A Shock from the Neighbors
The Rev. Tom Franklin was surprised to hear last week that some leaders of the Highland Hills Neighborhood Association in southeast Fort Worth want him to dismantle the Taser memorial that he and others have been building on property owned by the New Mount Calvary Baptist Church on Oak Grove Road (“Not in Vain,” Feb. 17, 2010). It’s essentially a field of nearly 500 small white crosses, representing those who died after being jolted by one of the electronic weapons. The memorial is dedicated to Michael Jacobs Jr., a mentally challenged Fort Worth man who died in April 2009 after having been shocked by a Taser for 54 seconds.
“It was a community meeting, and our councilwoman, Kathleen Hicks, was speaking, and she said we had to address the concern about the memorial,” Pastor Franklin said. “I asked her, ‘What concern?’ and then the president of the neighborhood association stood up and said it was a disgrace to the community and wanted it torn down. I thought those little crosses were an addition to the community, not a disgrace.”
Eunice Givens, president of the Highland Hills association, thinks the memorial would be better located in the neighborhood where Jacobs died. “This neighborhood didn’t have anything to do with his death, and so we’re disgusted having that memorial here, bringing us that kind of attention. And it brings a lot of attention because the people who put it there keep going to the press.”
The controversy has roused the ire of several activist groups in Fort Worth, including the Southern Christian Leadership Conference, LULAC, and the New Black Panther Party. Those organizations and others will hold an evangelical service at Franklin’s church at 3 p.m. on Sunday, Aug. 15.
When Fort Worth was awarded a $25 million grant for a downtown modern streetcar line by the Federal Transit Administration last month, there was some disagreement on the city council about whether to accept the money. Some thought cleaning up the freight train congestion at Tower 55 just east of downtown was a more important use of transit funds.
So they brought in North Central Texas Council of Governments guru Michael Morris to help them sort it out. His advice was simple: Send a thank-you note to the FTA, accept the money for streetcars, and also mention that Tower 55 improvements are very important around these parts.
Mayor Mike Moncrief sent a letter to the FTA in late July, but it may leave the feds feeling confused.
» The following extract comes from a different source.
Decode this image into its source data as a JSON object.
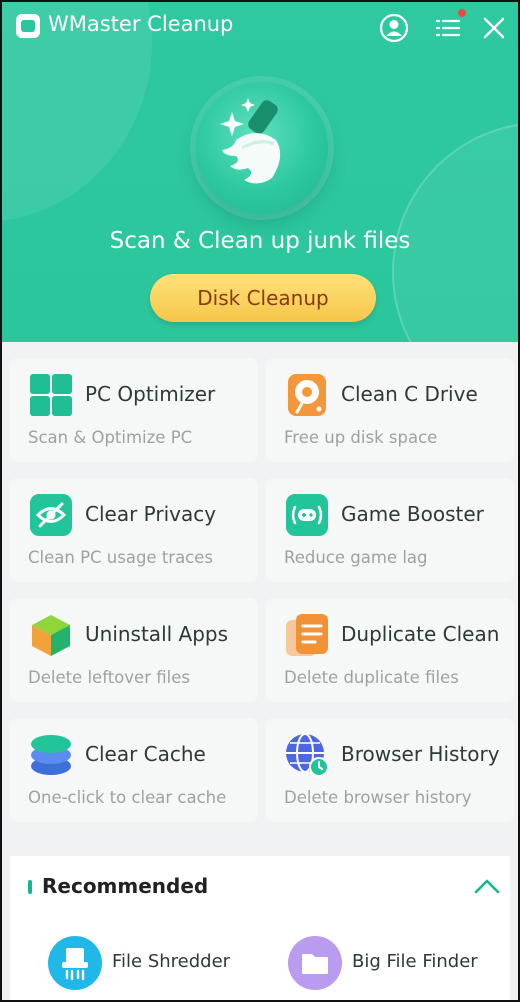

In it, he thanks the FTA but says he doesn’t know if the city will use the grant. He writes that Tower 55 is “priority one,” and streetcars come in second. And he points out that the streetcar lines and freight yard project are “interconnected.”
“These two important projects are definitively interconnected with the current physical impediment of Tower 55 limiting accessibility to our residential neighborhoods and work centers,” the mayor wrote.
True, a few road crossings in the Rock Island/Samuels Avenue neighborhood occasionally get blocked by trains for short periods of time. But Static has never heard of anyone who couldn’t get home or to work because of a freight train.
Static has a theory about why the mayor and council think these two projects are connected. Do the locally headquartered Burlington Northern Santa Fe and Union Pacific companies ring a bell? A train whistle? Anything?